Then Inter, one of Ukraine’s most-watched TV channels, was attacked and burned by activists. Despite international pressure, authorities have heretofore made no real effort to investigate these attacks on journalists and media and bring those responsible to justice.
In addition to media control, there are attempts by the ruling groups to limit access to social networks. In May-June 2017, the most popular social networks VKontakte and Odnoklassniki were prohibited as “channels for Russian influence”. Even though there were some limited reasons for government security concerns the decision is a way to far-reaching in terms of violation of the basic human rights. And it has disrupted horizontal communication between families, friends and small groups across post-Soviet states.
Ukraine’s Security Services (SBU) have increased their attempt to control media and social networks. Several days ago Vasyl Hrytsak, SBU chief, called on “all patriots”, and later patriotic journalists and experts to cooperate with the SBU in order to diminish impact of the Kremlin and its “fifth column” media in Ukraine. Later, the service set up a special page on Facebook where citizens can denounce their fellow Ukrainians for lack of patriotism.
The new anti-corruption bodies, namely, the National Anti-Corruption Bureau (NABU) and the National Agency on Corruption Prevention (NACP), might be able to have a more significant impact. NABU is still outside Poroshenko’s influence. Western governments and international organisations continue to support its independence against all attempts to diminish its investigative powers or subordinate it to the General Prosecutor (and thus, to Poroshenko). But in absence of an independent court system, NABU’s effect on good governance and good politics is limited.
- Mikhail Minakov is Associate Professor at Kyiv-Mohyla Academy and President of the Foundation for Good Politics, Kyiv. He is also visiting professor at the Institute for European Studies, Europa-Universitaet Viadrina and editor-in-chief of the journal Ideology and Politics.
Україна нагадує "Титанік", який тоне. Проте оркестр грає 75% української музики.
Согласно исследованию, в котором указаны 28 стран, объем теневой экономики в Украине составляет 1 трлн 95,3 млрд гривен или 45,96% от прошлогоднего ВВП страны, который составляет 2,38 трлн гривен.
Лидером по наивысшему показателю теневой экономики является Азербайджан (67,04%), на втором месте - Нигерия (48,37%), Украина - третья.

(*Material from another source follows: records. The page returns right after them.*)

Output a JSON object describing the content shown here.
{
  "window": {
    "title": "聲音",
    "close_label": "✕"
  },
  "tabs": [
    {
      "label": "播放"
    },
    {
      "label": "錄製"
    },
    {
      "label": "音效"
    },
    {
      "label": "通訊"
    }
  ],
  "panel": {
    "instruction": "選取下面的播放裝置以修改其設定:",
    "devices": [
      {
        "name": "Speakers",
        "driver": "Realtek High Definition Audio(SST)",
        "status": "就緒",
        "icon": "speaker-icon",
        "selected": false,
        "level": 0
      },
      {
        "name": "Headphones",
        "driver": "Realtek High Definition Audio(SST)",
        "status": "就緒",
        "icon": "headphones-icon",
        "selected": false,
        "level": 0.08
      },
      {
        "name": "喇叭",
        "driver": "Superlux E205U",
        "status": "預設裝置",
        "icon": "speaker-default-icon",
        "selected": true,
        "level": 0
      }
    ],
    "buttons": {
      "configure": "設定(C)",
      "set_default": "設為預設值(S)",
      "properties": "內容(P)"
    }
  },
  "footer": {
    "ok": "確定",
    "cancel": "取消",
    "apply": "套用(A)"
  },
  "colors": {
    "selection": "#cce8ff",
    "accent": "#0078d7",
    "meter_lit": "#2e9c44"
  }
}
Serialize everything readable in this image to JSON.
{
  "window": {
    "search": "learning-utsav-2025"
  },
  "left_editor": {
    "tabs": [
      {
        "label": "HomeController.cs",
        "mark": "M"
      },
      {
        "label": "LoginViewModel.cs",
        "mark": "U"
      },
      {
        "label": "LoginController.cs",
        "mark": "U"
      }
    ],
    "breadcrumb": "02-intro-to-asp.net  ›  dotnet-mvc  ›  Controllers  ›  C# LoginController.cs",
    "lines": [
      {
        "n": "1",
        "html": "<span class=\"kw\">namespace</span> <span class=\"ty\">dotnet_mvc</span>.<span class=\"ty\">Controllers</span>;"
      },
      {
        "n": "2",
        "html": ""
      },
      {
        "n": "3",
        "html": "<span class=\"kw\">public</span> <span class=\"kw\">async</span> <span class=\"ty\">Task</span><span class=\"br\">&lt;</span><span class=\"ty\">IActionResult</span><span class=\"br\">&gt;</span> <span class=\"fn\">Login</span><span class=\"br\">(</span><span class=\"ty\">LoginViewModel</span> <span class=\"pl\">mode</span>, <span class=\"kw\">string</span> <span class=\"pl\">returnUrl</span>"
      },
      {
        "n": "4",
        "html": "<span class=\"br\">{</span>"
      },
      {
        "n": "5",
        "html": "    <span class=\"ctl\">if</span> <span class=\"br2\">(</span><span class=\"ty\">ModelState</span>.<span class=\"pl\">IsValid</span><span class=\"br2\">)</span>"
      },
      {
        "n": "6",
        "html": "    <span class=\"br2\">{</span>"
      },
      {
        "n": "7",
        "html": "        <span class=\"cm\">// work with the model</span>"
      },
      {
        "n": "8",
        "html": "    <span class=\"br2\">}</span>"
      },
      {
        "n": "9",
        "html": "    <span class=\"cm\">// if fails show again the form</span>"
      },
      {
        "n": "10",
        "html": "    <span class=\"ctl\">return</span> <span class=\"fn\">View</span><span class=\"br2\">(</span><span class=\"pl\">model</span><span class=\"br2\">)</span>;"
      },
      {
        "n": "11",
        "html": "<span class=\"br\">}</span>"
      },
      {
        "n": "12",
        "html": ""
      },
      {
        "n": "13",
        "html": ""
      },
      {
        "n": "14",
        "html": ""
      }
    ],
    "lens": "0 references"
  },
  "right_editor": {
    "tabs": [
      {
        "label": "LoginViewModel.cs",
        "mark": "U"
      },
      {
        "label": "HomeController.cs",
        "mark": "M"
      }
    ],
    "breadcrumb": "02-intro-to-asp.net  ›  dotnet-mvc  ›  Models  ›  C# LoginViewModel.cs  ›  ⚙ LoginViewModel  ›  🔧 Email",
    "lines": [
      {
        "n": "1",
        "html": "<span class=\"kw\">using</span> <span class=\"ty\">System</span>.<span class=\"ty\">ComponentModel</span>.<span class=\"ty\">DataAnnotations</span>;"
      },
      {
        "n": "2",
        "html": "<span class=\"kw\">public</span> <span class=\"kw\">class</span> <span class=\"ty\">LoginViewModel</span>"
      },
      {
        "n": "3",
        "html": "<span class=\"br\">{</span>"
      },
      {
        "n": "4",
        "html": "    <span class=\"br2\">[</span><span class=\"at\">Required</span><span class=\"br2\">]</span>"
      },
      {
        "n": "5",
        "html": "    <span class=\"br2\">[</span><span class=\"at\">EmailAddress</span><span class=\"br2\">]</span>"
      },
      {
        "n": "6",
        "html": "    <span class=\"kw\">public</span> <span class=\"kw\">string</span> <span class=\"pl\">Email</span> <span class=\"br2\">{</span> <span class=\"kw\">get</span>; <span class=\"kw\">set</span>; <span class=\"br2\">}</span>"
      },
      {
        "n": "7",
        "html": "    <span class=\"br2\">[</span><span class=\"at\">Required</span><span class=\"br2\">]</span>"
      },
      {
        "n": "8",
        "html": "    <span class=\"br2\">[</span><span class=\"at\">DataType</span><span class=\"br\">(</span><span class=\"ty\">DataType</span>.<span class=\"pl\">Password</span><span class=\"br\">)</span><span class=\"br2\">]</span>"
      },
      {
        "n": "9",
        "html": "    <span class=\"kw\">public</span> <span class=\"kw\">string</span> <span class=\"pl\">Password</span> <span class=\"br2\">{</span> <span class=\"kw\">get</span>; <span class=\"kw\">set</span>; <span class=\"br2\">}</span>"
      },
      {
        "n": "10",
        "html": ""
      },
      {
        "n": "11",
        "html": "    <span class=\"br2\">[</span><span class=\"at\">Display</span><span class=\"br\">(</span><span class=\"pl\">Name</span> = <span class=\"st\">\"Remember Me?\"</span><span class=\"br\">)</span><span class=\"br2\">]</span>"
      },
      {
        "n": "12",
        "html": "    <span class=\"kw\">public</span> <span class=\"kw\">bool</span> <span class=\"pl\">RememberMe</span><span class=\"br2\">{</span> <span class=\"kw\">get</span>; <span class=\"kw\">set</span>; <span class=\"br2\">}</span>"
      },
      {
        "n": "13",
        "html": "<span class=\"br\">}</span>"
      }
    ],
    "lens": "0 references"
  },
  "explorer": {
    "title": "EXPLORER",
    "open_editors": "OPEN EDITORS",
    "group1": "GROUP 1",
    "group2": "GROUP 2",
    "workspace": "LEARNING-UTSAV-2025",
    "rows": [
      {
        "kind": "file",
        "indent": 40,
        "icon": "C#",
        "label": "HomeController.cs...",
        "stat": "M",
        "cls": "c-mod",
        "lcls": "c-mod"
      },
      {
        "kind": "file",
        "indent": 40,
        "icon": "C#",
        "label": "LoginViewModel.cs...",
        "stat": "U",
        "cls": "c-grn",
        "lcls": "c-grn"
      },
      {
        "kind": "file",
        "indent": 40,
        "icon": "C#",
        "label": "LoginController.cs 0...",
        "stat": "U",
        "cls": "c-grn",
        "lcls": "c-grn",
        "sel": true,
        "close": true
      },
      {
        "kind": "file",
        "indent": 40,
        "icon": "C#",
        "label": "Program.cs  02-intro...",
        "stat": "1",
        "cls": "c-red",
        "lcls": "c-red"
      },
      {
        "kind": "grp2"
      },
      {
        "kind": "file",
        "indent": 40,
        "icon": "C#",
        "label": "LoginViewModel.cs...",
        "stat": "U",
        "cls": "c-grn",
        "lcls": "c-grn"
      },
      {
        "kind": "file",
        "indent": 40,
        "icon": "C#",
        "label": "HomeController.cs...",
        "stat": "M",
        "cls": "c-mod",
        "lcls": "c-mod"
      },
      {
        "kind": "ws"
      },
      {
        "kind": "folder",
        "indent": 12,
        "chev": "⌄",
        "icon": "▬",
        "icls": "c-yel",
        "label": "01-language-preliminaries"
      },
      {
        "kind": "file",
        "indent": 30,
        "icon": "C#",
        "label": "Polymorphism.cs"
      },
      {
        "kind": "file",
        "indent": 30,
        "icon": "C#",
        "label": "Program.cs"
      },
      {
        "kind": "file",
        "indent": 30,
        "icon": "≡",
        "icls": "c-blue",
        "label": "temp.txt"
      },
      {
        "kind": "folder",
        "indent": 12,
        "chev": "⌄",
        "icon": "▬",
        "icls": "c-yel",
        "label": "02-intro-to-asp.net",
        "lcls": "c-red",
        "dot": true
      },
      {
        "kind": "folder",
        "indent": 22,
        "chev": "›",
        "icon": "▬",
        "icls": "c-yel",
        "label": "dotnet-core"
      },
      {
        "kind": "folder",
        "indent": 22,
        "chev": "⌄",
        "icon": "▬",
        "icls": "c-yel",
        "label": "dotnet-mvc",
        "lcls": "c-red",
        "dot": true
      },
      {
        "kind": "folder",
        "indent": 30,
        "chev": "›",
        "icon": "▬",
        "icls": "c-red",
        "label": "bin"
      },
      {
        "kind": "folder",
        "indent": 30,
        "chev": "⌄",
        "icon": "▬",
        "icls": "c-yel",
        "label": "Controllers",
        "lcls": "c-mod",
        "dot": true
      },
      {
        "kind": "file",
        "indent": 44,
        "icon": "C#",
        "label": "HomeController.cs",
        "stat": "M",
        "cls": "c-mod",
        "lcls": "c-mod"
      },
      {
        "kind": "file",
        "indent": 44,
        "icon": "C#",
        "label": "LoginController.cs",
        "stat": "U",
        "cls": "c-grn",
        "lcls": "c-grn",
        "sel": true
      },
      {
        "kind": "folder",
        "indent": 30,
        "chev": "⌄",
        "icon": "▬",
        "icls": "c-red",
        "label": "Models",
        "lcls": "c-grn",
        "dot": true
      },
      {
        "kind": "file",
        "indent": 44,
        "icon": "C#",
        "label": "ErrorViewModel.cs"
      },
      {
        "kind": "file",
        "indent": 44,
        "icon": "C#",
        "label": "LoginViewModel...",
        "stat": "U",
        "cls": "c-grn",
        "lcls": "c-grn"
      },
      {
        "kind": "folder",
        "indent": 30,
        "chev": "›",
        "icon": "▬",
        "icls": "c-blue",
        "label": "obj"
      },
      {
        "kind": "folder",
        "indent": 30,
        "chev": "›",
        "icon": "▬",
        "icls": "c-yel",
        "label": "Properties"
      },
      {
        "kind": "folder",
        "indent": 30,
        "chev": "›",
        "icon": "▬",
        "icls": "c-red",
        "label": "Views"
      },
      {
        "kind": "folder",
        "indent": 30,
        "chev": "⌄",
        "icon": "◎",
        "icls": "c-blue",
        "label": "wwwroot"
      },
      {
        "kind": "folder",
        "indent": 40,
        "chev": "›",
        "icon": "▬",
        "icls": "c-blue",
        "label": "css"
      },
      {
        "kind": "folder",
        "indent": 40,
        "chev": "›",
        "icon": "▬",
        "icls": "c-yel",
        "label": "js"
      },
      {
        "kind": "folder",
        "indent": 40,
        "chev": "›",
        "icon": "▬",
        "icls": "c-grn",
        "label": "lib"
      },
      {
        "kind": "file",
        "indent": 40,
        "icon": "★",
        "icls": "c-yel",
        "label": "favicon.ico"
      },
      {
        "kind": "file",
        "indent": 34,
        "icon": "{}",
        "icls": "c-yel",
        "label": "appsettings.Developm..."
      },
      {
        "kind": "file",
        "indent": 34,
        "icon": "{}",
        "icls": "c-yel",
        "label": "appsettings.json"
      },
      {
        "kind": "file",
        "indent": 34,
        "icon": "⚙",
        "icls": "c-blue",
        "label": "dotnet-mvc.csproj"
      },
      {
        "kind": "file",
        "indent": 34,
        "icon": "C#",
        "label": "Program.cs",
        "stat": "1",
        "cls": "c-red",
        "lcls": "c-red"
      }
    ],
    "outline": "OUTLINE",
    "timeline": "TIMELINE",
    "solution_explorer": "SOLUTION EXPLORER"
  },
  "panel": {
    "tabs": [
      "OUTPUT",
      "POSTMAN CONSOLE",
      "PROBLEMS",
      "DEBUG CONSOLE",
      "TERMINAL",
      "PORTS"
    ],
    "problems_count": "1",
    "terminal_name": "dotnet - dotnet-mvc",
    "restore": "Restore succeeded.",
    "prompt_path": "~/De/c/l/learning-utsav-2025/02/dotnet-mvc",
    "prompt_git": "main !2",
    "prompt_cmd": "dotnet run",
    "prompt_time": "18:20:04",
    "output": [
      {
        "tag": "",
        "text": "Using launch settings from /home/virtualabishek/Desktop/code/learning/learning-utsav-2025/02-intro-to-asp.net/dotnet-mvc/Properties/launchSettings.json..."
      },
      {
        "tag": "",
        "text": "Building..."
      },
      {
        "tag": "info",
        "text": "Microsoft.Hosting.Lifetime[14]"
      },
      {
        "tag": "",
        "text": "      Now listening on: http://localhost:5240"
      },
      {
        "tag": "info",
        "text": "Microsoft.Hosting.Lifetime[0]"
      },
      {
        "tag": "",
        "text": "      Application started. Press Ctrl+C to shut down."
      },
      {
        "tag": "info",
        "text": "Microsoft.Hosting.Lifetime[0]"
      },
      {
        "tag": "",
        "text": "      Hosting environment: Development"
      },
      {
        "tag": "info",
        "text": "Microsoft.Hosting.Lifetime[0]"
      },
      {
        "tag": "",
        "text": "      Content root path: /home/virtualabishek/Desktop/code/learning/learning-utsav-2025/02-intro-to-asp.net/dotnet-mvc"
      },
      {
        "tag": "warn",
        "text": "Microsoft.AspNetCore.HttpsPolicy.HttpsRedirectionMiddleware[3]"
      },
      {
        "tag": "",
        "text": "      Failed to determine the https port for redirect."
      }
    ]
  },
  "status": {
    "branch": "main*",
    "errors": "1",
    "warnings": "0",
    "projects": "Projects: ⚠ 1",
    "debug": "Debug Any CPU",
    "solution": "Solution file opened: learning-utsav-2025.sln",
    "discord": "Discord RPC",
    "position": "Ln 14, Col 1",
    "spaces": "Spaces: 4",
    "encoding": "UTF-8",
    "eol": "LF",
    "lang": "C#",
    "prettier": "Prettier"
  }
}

Также высокий показатель у Российской Федерации (39,07%), Шри Ланки (37,76%), Бразилии (34,76%) и Пакистана (31,78%).